__WORK REQUEST__
Set down each record that follows exactly. Drop the images.

[Dataset records]
· · · · ·

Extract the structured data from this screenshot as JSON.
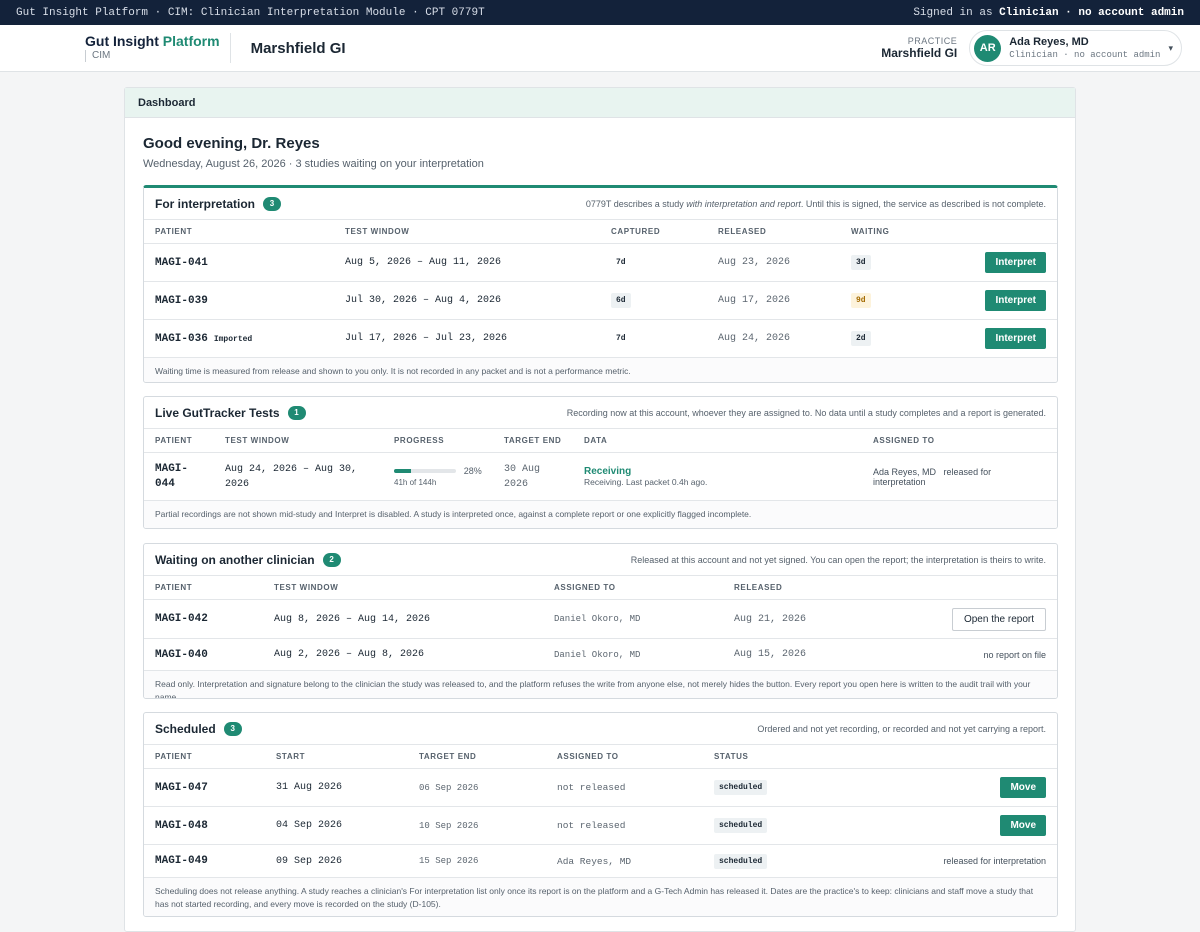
{
  "topbar": {
    "left": "Gut Insight Platform · CIM: Clinician Interpretation Module · CPT 0779T",
    "signed_prefix": "Signed in as",
    "signed_role": "Clinician · no account admin"
  },
  "header": {
    "brand_a": "Gut Insight",
    "brand_b": "Platform",
    "brand_sub": "CIM",
    "practice_title": "Marshfield GI",
    "practice_label": "PRACTICE",
    "practice_value": "Marshfield GI",
    "avatar": "AR",
    "user_name": "Ada Reyes, MD",
    "user_role": "Clinician · no account admin"
  },
  "dashboard": {
    "title": "Dashboard",
    "greeting": "Good evening, Dr. Reyes",
    "subgreeting": "Wednesday, August 26, 2026 · 3 studies waiting on your interpretation"
  },
  "interp": {
    "title": "For interpretation",
    "count": "3",
    "note_a": "0779T describes a study ",
    "note_b": "with interpretation and report",
    "note_c": ". Until this is signed, the service as described is not complete.",
    "cols": [
      "PATIENT",
      "TEST WINDOW",
      "CAPTURED",
      "RELEASED",
      "WAITING"
    ],
    "rows": [
      {
        "patient": "MAGI-041",
        "tag": "",
        "window": "Aug 5, 2026 – Aug 11, 2026",
        "captured": "7d",
        "released": "Aug 23, 2026",
        "waiting": "3d",
        "action": "Interpret"
      },
      {
        "patient": "MAGI-039",
        "tag": "",
        "window": "Jul 30, 2026 – Aug 4, 2026",
        "captured": "6d",
        "released": "Aug 17, 2026",
        "waiting": "9d",
        "action": "Interpret"
      },
      {
        "patient": "MAGI-036",
        "tag": "Imported",
        "window": "Jul 17, 2026 – Jul 23, 2026",
        "captured": "7d",
        "released": "Aug 24, 2026",
        "waiting": "2d",
        "action": "Interpret"
      }
    ],
    "footer": "Waiting time is measured from release and shown to you only. It is not recorded in any packet and is not a performance metric."
  },
  "live": {
    "title": "Live GutTracker Tests",
    "count": "1",
    "note": "Recording now at this account, whoever they are assigned to. No data until a study completes and a report is generated.",
    "cols": [
      "PATIENT",
      "TEST WINDOW",
      "PROGRESS",
      "TARGET END",
      "DATA",
      "ASSIGNED TO"
    ],
    "row": {
      "patient_a": "MAGI-",
      "patient_b": "044",
      "window_a": "Aug 24, 2026 – Aug 30,",
      "window_b": "2026",
      "progress_pct": 28,
      "progress_label": "28%",
      "progress_sub": "41h of 144h",
      "target_a": "30 Aug",
      "target_b": "2026",
      "data_status": "Receiving",
      "data_sub": "Receiving. Last packet 0.4h ago.",
      "assigned": "Ada Reyes, MD",
      "assigned_note": "released for interpretation"
    },
    "footer": "Partial recordings are not shown mid-study and Interpret is disabled. A study is interpreted once, against a complete report or one explicitly flagged incomplete."
  },
  "waiting": {
    "title": "Waiting on another clinician",
    "count": "2",
    "note": "Released at this account and not yet signed. You can open the report; the interpretation is theirs to write.",
    "cols": [
      "PATIENT",
      "TEST WINDOW",
      "ASSIGNED TO",
      "RELEASED"
    ],
    "rows": [
      {
        "patient": "MAGI-042",
        "window": "Aug 8, 2026 – Aug 14, 2026",
        "assigned": "Daniel Okoro, MD",
        "released": "Aug 21, 2026",
        "action": "Open the report"
      },
      {
        "patient": "MAGI-040",
        "window": "Aug 2, 2026 – Aug 8, 2026",
        "assigned": "Daniel Okoro, MD",
        "released": "Aug 15, 2026",
        "action": "no report on file"
      }
    ],
    "footer": "Read only. Interpretation and signature belong to the clinician the study was released to, and the platform refuses the write from anyone else, not merely hides the button. Every report you open here is written to the audit trail with your name."
  },
  "scheduled": {
    "title": "Scheduled",
    "count": "3",
    "note": "Ordered and not yet recording, or recorded and not yet carrying a report.",
    "cols": [
      "PATIENT",
      "START",
      "TARGET END",
      "ASSIGNED TO",
      "STATUS"
    ],
    "rows": [
      {
        "patient": "MAGI-047",
        "start": "31 Aug 2026",
        "target": "06 Sep 2026",
        "assigned": "not released",
        "status": "scheduled",
        "action": "Move"
      },
      {
        "patient": "MAGI-048",
        "start": "04 Sep 2026",
        "target": "10 Sep 2026",
        "assigned": "not released",
        "status": "scheduled",
        "action": "Move"
      },
      {
        "patient": "MAGI-049",
        "start": "09 Sep 2026",
        "target": "15 Sep 2026",
        "assigned": "Ada Reyes, MD",
        "status": "scheduled",
        "action": "released for interpretation"
      }
    ],
    "footer": "Scheduling does not release anything. A study reaches a clinician's For interpretation list only once its report is on the platform and a G-Tech Admin has released it. Dates are the practice's to keep: clinicians and staff move a study that has not started recording, and every move is recorded on the study (D-105)."
  }
}
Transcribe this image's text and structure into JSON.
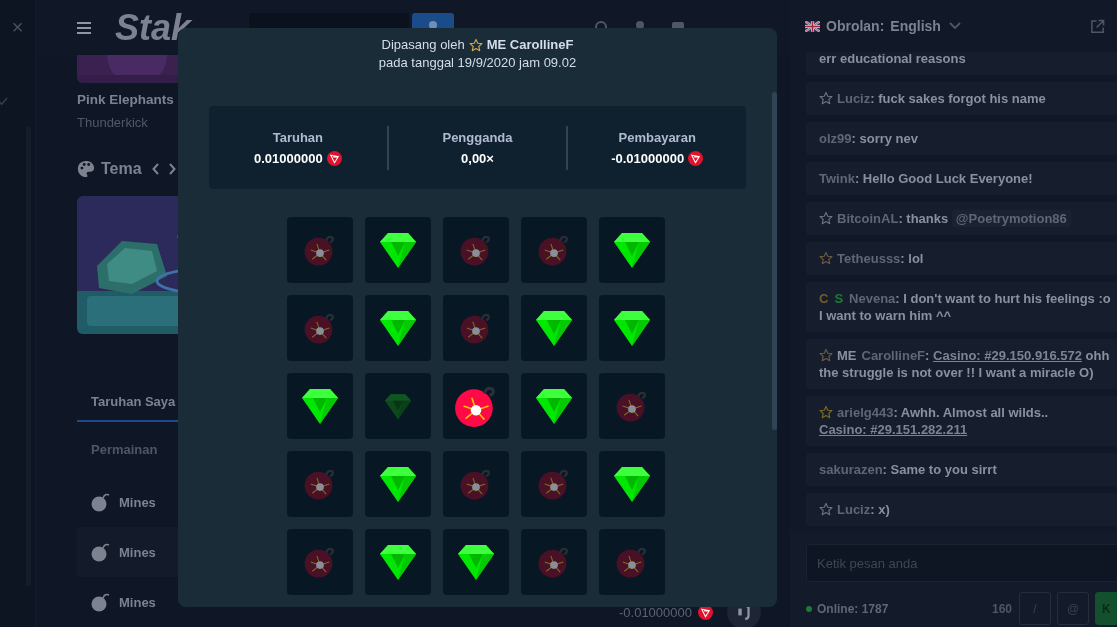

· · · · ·

__RESPONSE TO THIS TASK__
Extract the structured data from this screenshot as JSON.
{
  "topbar": {
    "left": "Gut Insight Platform · CIM: Clinician Interpretation Module · CPT 0779T",
    "signed_prefix": "Signed in as",
    "signed_role": "Clinician · no account admin"
  },
  "header": {
    "brand_a": "Gut Insight",
    "brand_b": "Platform",
    "brand_sub": "CIM",
    "practice_title": "Marshfield GI",
    "practice_label": "PRACTICE",
    "practice_value": "Marshfield GI",
    "avatar": "AR",
    "user_name": "Ada Reyes, MD",
    "user_role": "Clinician · no account admin"
  },
  "dashboard": {
    "title": "Dashboard",
    "greeting": "Good evening, Dr. Reyes",
    "subgreeting": "Wednesday, August 26, 2026 · 3 studies waiting on your interpretation"
  },
  "interp": {
    "title": "For interpretation",
    "count": "3",
    "note_a": "0779T describes a study ",
    "note_b": "with interpretation and report",
    "note_c": ". Until this is signed, the service as described is not complete.",
    "cols": [
      "PATIENT",
      "TEST WINDOW",
      "CAPTURED",
      "RELEASED",
      "WAITING"
    ],
    "rows": [
      {
        "patient": "MAGI-041",
        "tag": "",
        "window": "Aug 5, 2026 – Aug 11, 2026",
        "captured": "7d",
        "released": "Aug 23, 2026",
        "waiting": "3d",
        "action": "Interpret"
      },
      {
        "patient": "MAGI-039",
        "tag": "",
        "window": "Jul 30, 2026 – Aug 4, 2026",
        "captured": "6d",
        "released": "Aug 17, 2026",
        "waiting": "9d",
        "action": "Interpret"
      },
      {
        "patient": "MAGI-036",
        "tag": "Imported",
        "window": "Jul 17, 2026 – Jul 23, 2026",
        "captured": "7d",
        "released": "Aug 24, 2026",
        "waiting": "2d",
        "action": "Interpret"
      }
    ],
    "footer": "Waiting time is measured from release and shown to you only. It is not recorded in any packet and is not a performance metric."
  },
  "live": {
    "title": "Live GutTracker Tests",
    "count": "1",
    "note": "Recording now at this account, whoever they are assigned to. No data until a study completes and a report is generated.",
    "cols": [
      "PATIENT",
      "TEST WINDOW",
      "PROGRESS",
      "TARGET END",
      "DATA",
      "ASSIGNED TO"
    ],
    "row": {
      "patient_a": "MAGI-",
      "patient_b": "044",
      "window_a": "Aug 24, 2026 – Aug 30,",
      "window_b": "2026",
      "progress_pct": 28,
      "progress_label": "28%",
      "progress_sub": "41h of 144h",
      "target_a": "30 Aug",
      "target_b": "2026",
      "data_status": "Receiving",
      "data_sub": "Receiving. Last packet 0.4h ago.",
      "assigned": "Ada Reyes, MD",
      "assigned_note": "released for interpretation"
    },
    "footer": "Partial recordings are not shown mid-study and Interpret is disabled. A study is interpreted once, against a complete report or one explicitly flagged incomplete."
  },
  "waiting": {
    "title": "Waiting on another clinician",
    "count": "2",
    "note": "Released at this account and not yet signed. You can open the report; the interpretation is theirs to write.",
    "cols": [
      "PATIENT",
      "TEST WINDOW",
      "ASSIGNED TO",
      "RELEASED"
    ],
    "rows": [
      {
        "patient": "MAGI-042",
        "window": "Aug 8, 2026 – Aug 14, 2026",
        "assigned": "Daniel Okoro, MD",
        "released": "Aug 21, 2026",
        "action": "Open the report"
      },
      {
        "patient": "MAGI-040",
        "window": "Aug 2, 2026 – Aug 8, 2026",
        "assigned": "Daniel Okoro, MD",
        "released": "Aug 15, 2026",
        "action": "no report on file"
      }
    ],
    "footer": "Read only. Interpretation and signature belong to the clinician the study was released to, and the platform refuses the write from anyone else, not merely hides the button. Every report you open here is written to the audit trail with your name."
  },
  "scheduled": {
    "title": "Scheduled",
    "count": "3",
    "note": "Ordered and not yet recording, or recorded and not yet carrying a report.",
    "cols": [
      "PATIENT",
      "START",
      "TARGET END",
      "ASSIGNED TO",
      "STATUS"
    ],
    "rows": [
      {
        "patient": "MAGI-047",
        "start": "31 Aug 2026",
        "target": "06 Sep 2026",
        "assigned": "not released",
        "status": "scheduled",
        "action": "Move"
      },
      {
        "patient": "MAGI-048",
        "start": "04 Sep 2026",
        "target": "10 Sep 2026",
        "assigned": "not released",
        "status": "scheduled",
        "action": "Move"
      },
      {
        "patient": "MAGI-049",
        "start": "09 Sep 2026",
        "target": "15 Sep 2026",
        "assigned": "Ada Reyes, MD",
        "status": "scheduled",
        "action": "released for interpretation"
      }
    ],
    "footer": "Scheduling does not release anything. A study reaches a clinician's For interpretation list only once its report is on the platform and a G-Tech Admin has released it. Dates are the practice's to keep: clinicians and staff move a study that has not started recording, and every move is recorded on the study (D-105)."
  }
}
Transcribe this image's text and structure into JSON.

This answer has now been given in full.